We headed north to Abiquiu Reservoir, then west on Highway 64. There was a half-mile section of the CDT we missed last year. We had been following pink ribbons (prospective new trail) and they seemed to dead-end at the highway. We turned west and walked two miles uphill. We realized our mistake and turned around, walking back the way we had come. After a mile or so, we got a ride down the hill, but were dropped off about ½ mile east of where we had reached the road. We wanted a continuous hike, but at the time that short gap didn’t matter enough to turn back, especially since we were so mad about the wrong turn and the three miles we had done unnecessarily.
But since we were in the neighborhood today, we decided to connect our steps in that section. We actually found the location of the trail on the other side of the highway, but lost the ribbons marking the proposed route after about 1/3 mile. We bushwhacked the short distance to the trail, connecting our steps with the CDT. It was a small nit, but one that nagged. We still have the section to complete where we had to leave the trail because of the fire last year – but that’s coming. Then we will have really finished our CDT hike of 2006.
We headed north again past Ghost Ranch. The land in that area is gorgeous – yellow Entrada and pink and white Chinle Formation sandstone.

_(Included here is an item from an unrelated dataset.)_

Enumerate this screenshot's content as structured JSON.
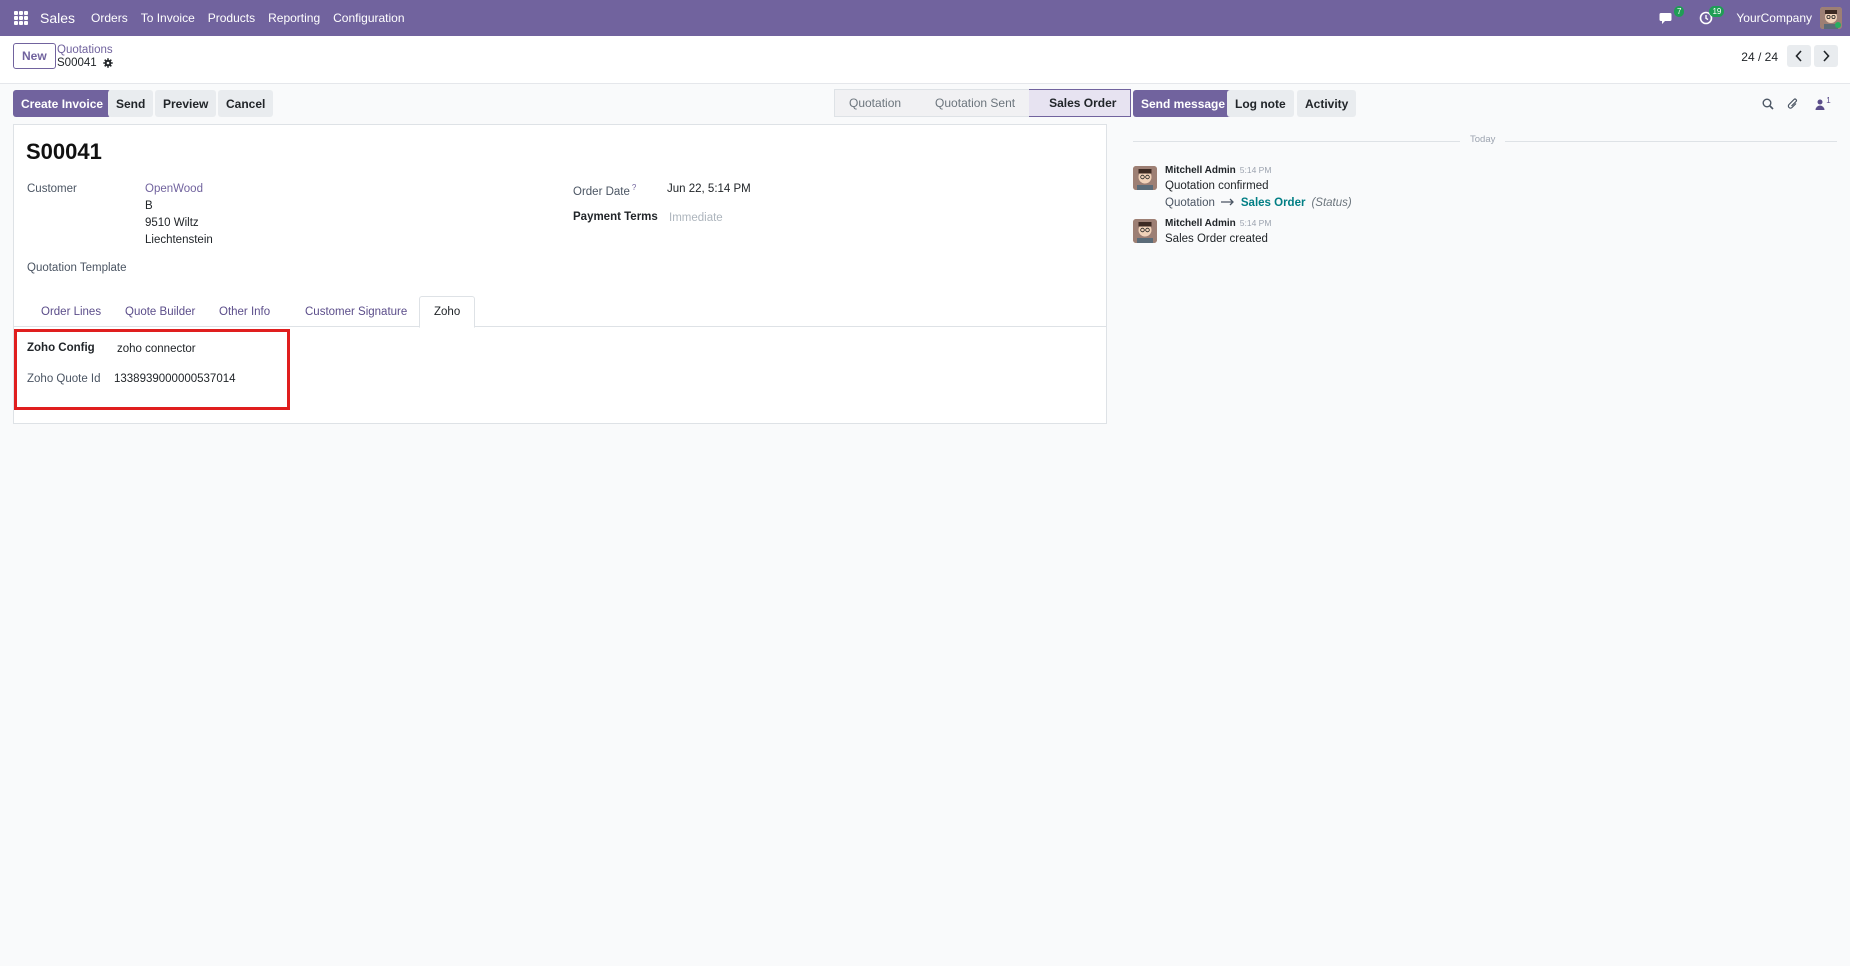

It was early afternoon, so we decided not to camp at Ghost Ranch. Besides, we saw a sign saying “Wedding” at the gate, so we probably wouldn’t be welcome there. There was a big film crew parked at the museum with many trailers, caterers and security personnel. I don’t know if that had any connection to the wedding. This is a very picturesque spot, so I imagine a lot of movies have been made here.
We stopped at Echo Amphitheater, a large alcove in the colorful sandstone cliffs. A group of kids were yelling, testing the echo, and having a grand time. We didn’t linger.

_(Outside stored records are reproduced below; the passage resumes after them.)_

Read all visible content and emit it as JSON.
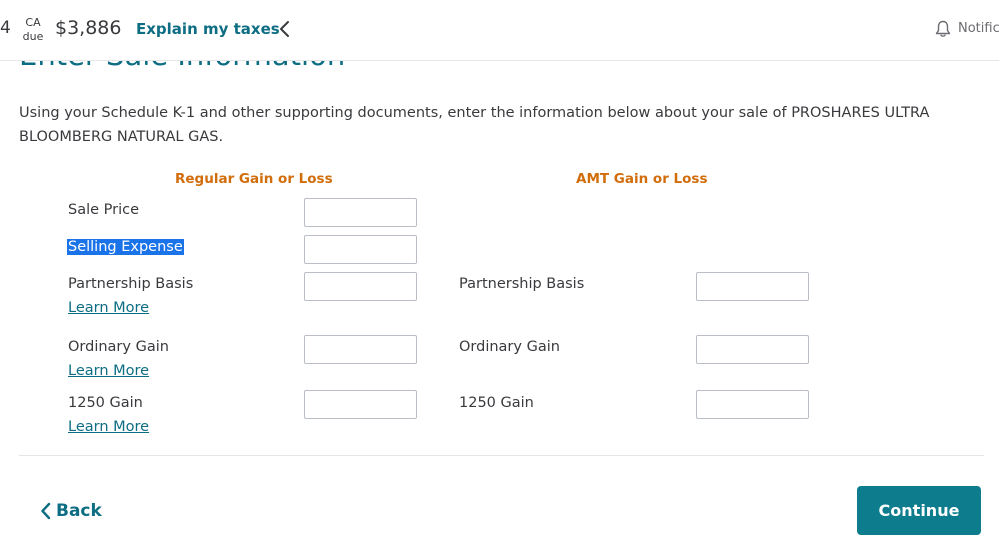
{
  "topbar": {
    "fed_fragment": "4",
    "state_code": "CA",
    "state_status": "due",
    "amount": "$3,886",
    "explain_label": "Explain my taxes",
    "notifications_label": "Notifica"
  },
  "page": {
    "title": "Enter Sale Information",
    "intro": "Using your Schedule K-1 and other supporting documents, enter the information below about your sale of PROSHARES ULTRA BLOOMBERG NATURAL GAS."
  },
  "columns": {
    "regular_heading": "Regular Gain or Loss",
    "amt_heading": "AMT Gain or Loss"
  },
  "regular_rows": {
    "sale_price": {
      "label": "Sale Price",
      "value": ""
    },
    "selling_expense": {
      "label": "Selling Expense",
      "value": ""
    },
    "partnership_basis": {
      "label": "Partnership Basis",
      "value": "",
      "learn_more": "Learn More"
    },
    "ordinary_gain": {
      "label": "Ordinary Gain",
      "value": "",
      "learn_more": "Learn More"
    },
    "gain_1250": {
      "label": "1250 Gain",
      "value": "",
      "learn_more": "Learn More"
    }
  },
  "amt_rows": {
    "partnership_basis": {
      "label": "Partnership Basis",
      "value": ""
    },
    "ordinary_gain": {
      "label": "Ordinary Gain",
      "value": ""
    },
    "gain_1250": {
      "label": "1250 Gain",
      "value": ""
    }
  },
  "footer": {
    "back_label": "Back",
    "continue_label": "Continue"
  },
  "colors": {
    "accent": "#0d6d83",
    "column_heading": "#d16d0a",
    "continue_button": "#0d7d8e",
    "selection": "#1a73e8"
  }
}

We wandered through Chama, learned that the motel we like was full, so we continued on to Pagosa Springs, 60 miles up the road. We desperately wanted a shower after our hot stay at Bandelier, so a motel was desired, especially given the black clouds all around. We also wanted internet access so ended up at a more expensive motel than last time, but it is nice and the water is hot, so it’s worth the money.
It was fun wandering near the CDT again and getting a chance to see the land nearby. Southern Colorado is very green, very beautiful. There is still snow in the South San Juans. We looked for thruhikers, but didn’t see any. We really hoped to find our friend Sly there, but he didn’t answer his cell phone. He had been staying in Pagosa Springs, but intended to flip north and hike south from Glacier We must have missed him.